Director: Yukihiko Tsutsumi
Producer: Nobuyuki Iinuma
Cast: Toshiaki Karasawa, Etsushi Toyokawa, Takako Tokiwa, Teruyuki Kagawa, Takashi Ukaji, Kuranosuke Sasaki
Running Time: 142 min.
20th Century Boys is a live-action film based off the immensely popular and award-winning manga by Naoki Urasawa, who also created Monster. I’m not familiar with the source material but it must be pretty damn epic – it’s taken three movies, each over 2 hours long, just to complete the 20th Century Boys saga. I imagine this will be the biggest stumbling block for viewers looking to get into the series: Chapter 1, the first film, is 142 minutes long and you don’t even get the complete story.

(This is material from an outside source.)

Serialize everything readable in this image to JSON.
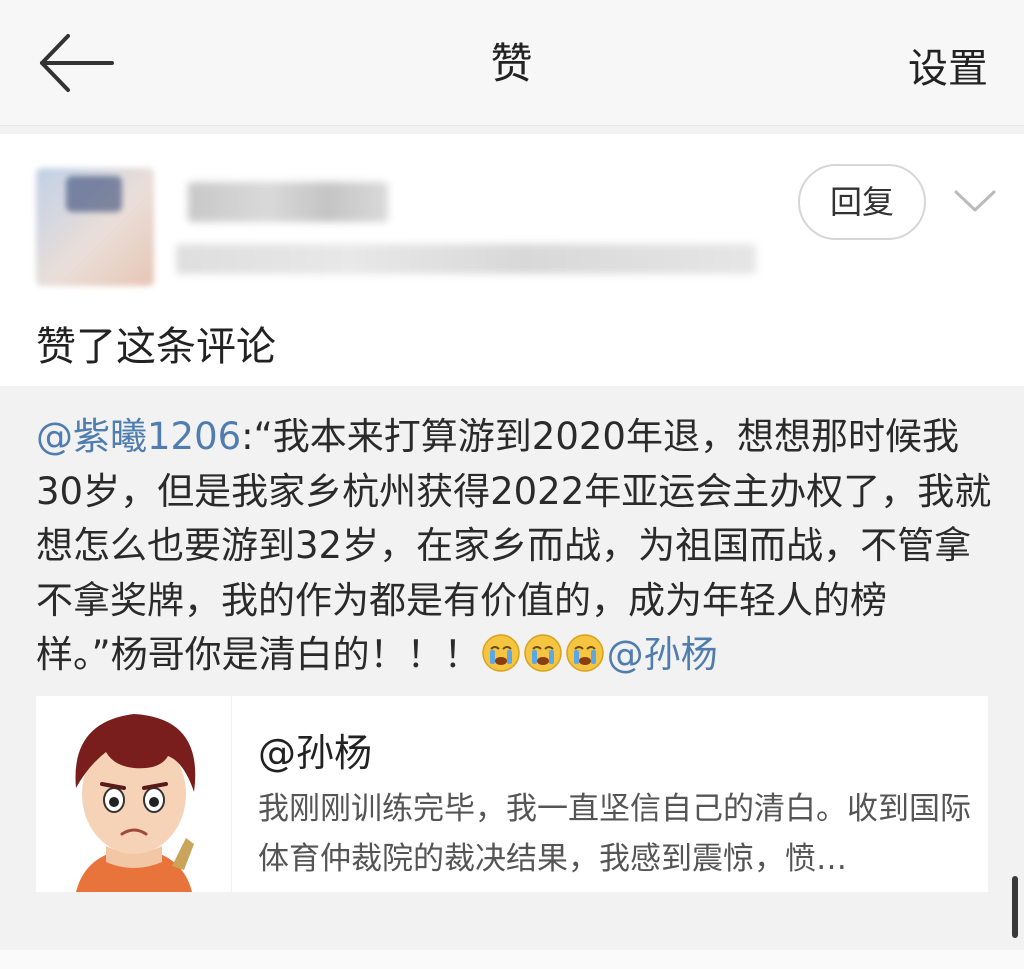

Regardless, this is a movie worth looking into. It starts in a familiar way, not unlike Shaun of the Dead or even The Matrix, with an assuming everyman stuck in a job that’s going nowhere until he receives a call to action and must embark on a hero’s journey. The main character, Kenji, is an ex-rock guitar player now nearing his 40’s who runs a convenience store with his mom and looks after his vanished sister’s baby. He’s a good-hearted guy who’s resigned himself to a middle of the road kind of existence. Then one day the apocalyptic prophecies that he and some childhood friends dreamed up when they were kids, prophecies involving a cult and a deadly virus, actually start coming true. Now it’s up to Kenji to reunite with his old pals, figure out who’s behind the conspiracy, and save Tokyo before it’s destroyed.
At 142 minutes, you better believe this movie takes the time to set up the plot and introduce the characters. Without a doubt you get to know everyone in the film, even though the cast is quite large. It can be a bit confusing to keep track of everyone and the film jumps around in time from the past in the 1970’s to the “present” of the story in 2000 and even to the future in 2015. Stay focused and you’ll find that the characters are quirky and endearing, and you’ll be dying to learn just who the mysterious Friend – the masked foe out to destroy humanity – really is.
If I have one complaint about the film, it’s that despite the long runtime and measured pace the ending feels rushed. Once you do get to the climactic final 20 minutes of the film, featuring a giant robot stomping on Tokyo and spraying a deadly mist that causes people’s heads to explode, the action sequence doesn’t have time to develop. It’s kind of like if they had tried to shoehorn the Battle at Helm’s Deep into the last 20 minutes of Fellowship of the Ring. Granted, it probably wasn’t an option to end the film earlier since Chapter 2 takes place in the future and with a mostly new set of characters (I told you this thing was epic), but the finale just didn’t carry the impact I wanted. The special effects are certainly remarkably impressive, though – and who doesn’t love giant robots tearing shit up?
The 20th Century Boys trilogy is one of Japan’s largest cinematic undertakings, with a budget of 6 billon yen ($77 million) and a cast of hundreds across the entire series. Committing to watch all three films is certainly a large investment of time, seeing as how altogether they run about 7 and a 1/2 hours. But after watching and enjoying Chapter 1, I feel confident that the rest of the series is worth looking into.
HKFanatic’s Rating: 8/10